Lastly, I’ll say the Meta Quest 3 as a hardware platform is a 2023 experience highlight. Hardware is incredibly difficult but Meta have impressed continuously, and their fundamental software platform, developer tools, documentation, and example projects like First Encounters, all feel like the result of huge efforts from very talented and committed people. Granted, its passthrough cameras are still a long shot from what we need from a proper MR device and what we’re soon getting from Apple, but at a seventh of the price of the Vision Pro, that’s a fair compromise. It’s dizzying to think about how much of the medium’s growth and very existence hinges on Meta’s hardware efforts, and how different things would be had they not done as well as they have.
If you could make a wish to remove a big obstacle in your work next year, what would it be?
– Working remotely from home, and being in Sweden with the bulk of my colleagues in the US, time zones are my biggest woe. I don’t quite see a technical solution to that ever emerging, but Meta currently has all their XR developer relations people in California and I think a stronger focus on the European market would be fantastic for the growth of the medium and subsequently perhaps allowing us to get more colleagues on this side of the Atlantic. I kindle a small flame of hope that Apple’s entry into the space will nudge Meta in this direction, as we’re headed into a battle for developer’s commitment to the respective platforms.
What creators and companies in your space should we keep our eyes on in 2024?

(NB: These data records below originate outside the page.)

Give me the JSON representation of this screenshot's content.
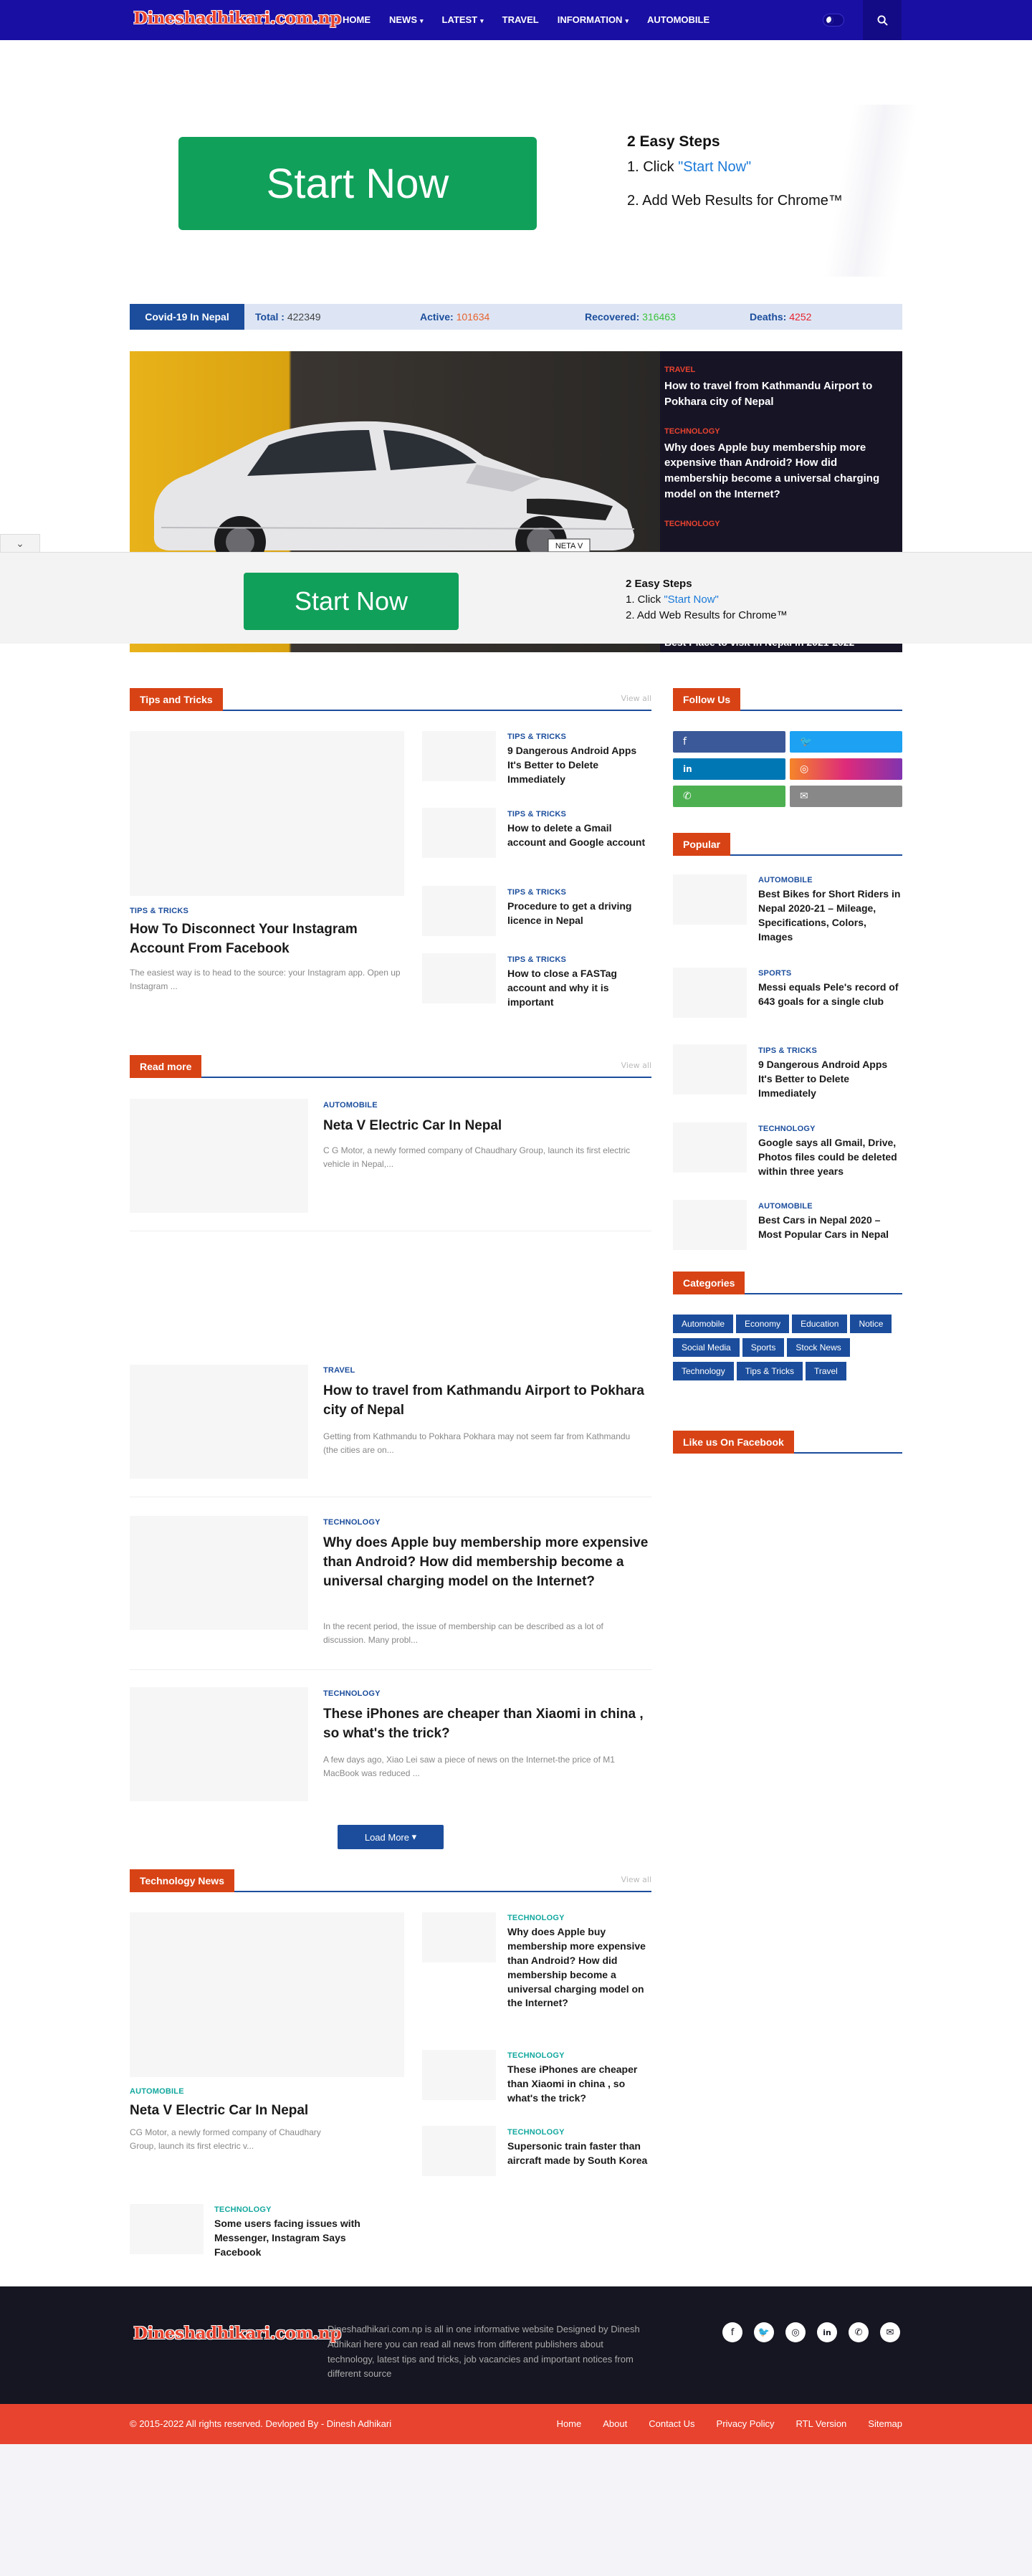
{
  "header": {
    "logo": "Dineshadhikari.com.np",
    "nav": [
      {
        "label": "HOME",
        "dropdown": false
      },
      {
        "label": "NEWS",
        "dropdown": true
      },
      {
        "label": "LATEST",
        "dropdown": true
      },
      {
        "label": "TRAVEL",
        "dropdown": false
      },
      {
        "label": "INFORMATION",
        "dropdown": true
      },
      {
        "label": "AUTOMOBILE",
        "dropdown": false
      }
    ],
    "colors": {
      "bg": "#1a0fa3",
      "accent": "#e8432f"
    }
  },
  "ad_top": {
    "button": "Start Now",
    "steps_title": "2 Easy Steps",
    "step1_prefix": "1. Click ",
    "step1_link": "\"Start Now\"",
    "step2": "2. Add Web Results for Chrome™"
  },
  "covid": {
    "label": "Covid-19 In Nepal",
    "total_label": "Total :",
    "total": "422349",
    "active_label": "Active:",
    "active": "101634",
    "recovered_label": "Recovered:",
    "recovered": "316463",
    "deaths_label": "Deaths:",
    "deaths": "4252",
    "colors": {
      "active": "#e8632f",
      "recovered": "#3bc43b",
      "deaths": "#e8232f"
    }
  },
  "hero": {
    "car_plate": "NETA V",
    "side": [
      {
        "cat": "TRAVEL",
        "title": "How to travel from Kathmandu Airport to Pokhara city of Nepal"
      },
      {
        "cat": "TECHNOLOGY",
        "title": "Why does Apple buy membership more expensive than Android? How did membership become a universal charging model on the Internet?"
      },
      {
        "cat": "TECHNOLOGY",
        "title": ""
      }
    ],
    "last": "Best Place to visit in Nepal in 2021-2022"
  },
  "ad_bottom": {
    "button": "Start Now",
    "steps_title": "2 Easy Steps",
    "step1_prefix": "1. Click ",
    "step1_link": "\"Start Now\"",
    "step2": "2. Add Web Results for Chrome™"
  },
  "tips": {
    "heading": "Tips and Tricks",
    "view_all": "View all",
    "main": {
      "cat": "TIPS & TRICKS",
      "title": "How To Disconnect Your Instagram Account From Facebook",
      "excerpt": "The easiest way is to head to the source: your Instagram app. Open up Instagram ..."
    },
    "list": [
      {
        "cat": "TIPS & TRICKS",
        "title": "9 Dangerous Android Apps It's Better to Delete Immediately"
      },
      {
        "cat": "TIPS & TRICKS",
        "title": "How to delete a Gmail account and Google account"
      },
      {
        "cat": "TIPS & TRICKS",
        "title": "Procedure to get a driving licence in Nepal"
      },
      {
        "cat": "TIPS & TRICKS",
        "title": "How to close a FASTag account and why it is important"
      }
    ]
  },
  "readmore": {
    "heading": "Read more",
    "view_all": "View all",
    "items": [
      {
        "cat": "AUTOMOBILE",
        "title": "Neta V Electric Car In Nepal",
        "excerpt": "C G Motor, a newly formed company of Chaudhary Group, launch its first electric vehicle in Nepal,..."
      },
      {
        "cat": "TRAVEL",
        "title": "How to travel from Kathmandu Airport to Pokhara city of Nepal",
        "excerpt": "Getting from Kathmandu to Pokhara Pokhara may not seem far from Kathmandu (the cities are on..."
      },
      {
        "cat": "TECHNOLOGY",
        "title": "Why does Apple buy membership more expensive than Android? How did membership become a universal charging model on the Internet?",
        "excerpt": "In the recent period, the issue of membership can be described as a lot of discussion. Many probl..."
      },
      {
        "cat": "TECHNOLOGY",
        "title": "These iPhones are cheaper than Xiaomi in china , so what's the trick?",
        "excerpt": "A few days ago, Xiao Lei saw a piece of news on the Internet-the price of M1 MacBook was reduced ..."
      }
    ],
    "load_more": "Load More"
  },
  "technews": {
    "heading": "Technology News",
    "view_all": "View all",
    "main": {
      "cat": "AUTOMOBILE",
      "title": "Neta V Electric Car In Nepal",
      "excerpt": "CG Motor, a newly formed company of Chaudhary Group, launch its first electric v..."
    },
    "list": [
      {
        "cat": "TECHNOLOGY",
        "title": "Why does Apple buy membership more expensive than Android? How did membership become a universal charging model on the Internet?"
      },
      {
        "cat": "TECHNOLOGY",
        "title": "These iPhones are cheaper than Xiaomi in china , so what's the trick?"
      },
      {
        "cat": "TECHNOLOGY",
        "title": "Supersonic train faster than aircraft made by South Korea"
      }
    ],
    "extra": {
      "cat": "TECHNOLOGY",
      "title": "Some users facing issues with Messenger, Instagram Says Facebook"
    }
  },
  "sidebar": {
    "follow": "Follow Us",
    "social": [
      {
        "icon": "facebook-icon",
        "glyph": "f",
        "color": "#3b5998"
      },
      {
        "icon": "twitter-icon",
        "glyph": "🐦",
        "color": "#1da1f2"
      },
      {
        "icon": "linkedin-icon",
        "glyph": "in",
        "color": "#0077b5"
      },
      {
        "icon": "instagram-icon",
        "glyph": "◎",
        "color": "#e1306c"
      },
      {
        "icon": "whatsapp-icon",
        "glyph": "✆",
        "color": "#4caf50"
      },
      {
        "icon": "email-icon",
        "glyph": "✉",
        "color": "#888888"
      }
    ],
    "popular_heading": "Popular",
    "popular": [
      {
        "cat": "AUTOMOBILE",
        "title": "Best Bikes for Short Riders in Nepal 2020-21 – Mileage, Specifications, Colors, Images"
      },
      {
        "cat": "SPORTS",
        "title": "Messi equals Pele's record of 643 goals for a single club"
      },
      {
        "cat": "TIPS & TRICKS",
        "title": "9 Dangerous Android Apps It's Better to Delete Immediately"
      },
      {
        "cat": "TECHNOLOGY",
        "title": "Google says all Gmail, Drive, Photos files could be deleted within three years"
      },
      {
        "cat": "AUTOMOBILE",
        "title": "Best Cars in Nepal 2020 – Most Popular Cars in Nepal"
      }
    ],
    "categories_heading": "Categories",
    "categories": [
      "Automobile",
      "Economy",
      "Education",
      "Notice",
      "Social Media",
      "Sports",
      "Stock News",
      "Technology",
      "Tips & Tricks",
      "Travel"
    ],
    "like_heading": "Like us On Facebook"
  },
  "footer": {
    "logo": "Dineshadhikari.com.np",
    "about": "Dineshadhikari.com.np is all in one informative website Designed by Dinesh Adhikari here you can read all news from different publishers about technology, latest tips and tricks, job vacancies and important notices from different source",
    "icons": [
      "facebook-icon",
      "twitter-icon",
      "instagram-icon",
      "linkedin-icon",
      "whatsapp-icon",
      "email-icon"
    ],
    "copyright": "© 2015-2022 All rights reserved. Devloped By - Dinesh Adhikari",
    "links": [
      "Home",
      "About",
      "Contact Us",
      "Privacy Policy",
      "RTL Version",
      "Sitemap"
    ]
  }
}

– Craft, craft, craft. The value of doing something well is rarely immediately evident but look at what stands the test of time, at what builds a strong foundation, at what retains users and customers. On the technical side, the whole volumetric capture space is already exploding with NeRF and Gaussian splatting. Once we get temporally stable motion capture in these kinds of formats (which admittedly require very different capture systems) we’re entering a whole new era in our ability to capture and preserve bits of time and space. And lastly, Apple’s Vision Pro might not be a consumer device but its influence will ripple far and wide across the industry and I’m very excited to see where that carries us. Just think about the billion-dollar industries spawned by the smartphone—ride-sharing, dating apps, social media—and look for what XR will spawn.
– In 2024, the XR industry is poised for significant growth, particularly in enterprise applications such as training and collaboration, healthcare for medical training and patient treatment, and consumer entertainment with immersive gaming experiences. Continued advancements in educational XR, e-commerce applications, and the integration of XR with 5G networks are also anticipated to contribute to the industry’s notable expansion. Additionally, the rise of social XR experiences, enabling virtual social interactions, is expected to be a key trend in the coming years.
Emi the Magic Fabric AI Oracle:
–I predict that we will witness significant growth in the adoption of virtual and augmented reality technologies. Additionally, we can expect to see advancements in haptic feedback systems, improved graphics rendering, and the integration of AI technologies to enhance user experiences. The potential applications of VR and AR will expand beyond gaming and entertainment, with industries like education, healthcare, and retail embracing these technologies. Overall, the future of VR and AR looks promising and exciting.